“Don’t thank me and don’t say I’m a hero. I’m no hero, I was lucky, I’m here. All the heroes are dead and I’ll never forget them as long as I live.” – Harry Billinge, D-Day veteran
How much longer are we going to have these voices among us? When they fade, who will remind us?
Well-meaning friends tell me I should not feel ‘guilty’ for the unspeakable evil my country had brought over Europe and the world, or for the lives lost by those who fought it. I reply to them I feel responsible and that’s a difference, but honestly, what vain semantics.
If it was the price to keep the memory alive, I’d take shame and guilt for a lifetime any time. To remember is to acknowledge, to honour, to reassure the living that these dead mean something to the strangers they saved from the hell hole of history by throwing themselves in.
Today I am grateful for freedom and for those who gave their lives to restore it.

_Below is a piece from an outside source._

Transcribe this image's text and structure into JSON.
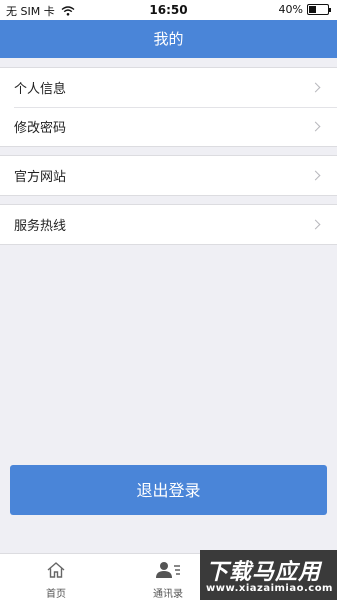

I think of my friends in Normandy and of those beaches we walked together, and of Harry Billinge and the dead he will never forget as long as he lives. So shan’t we, Harry.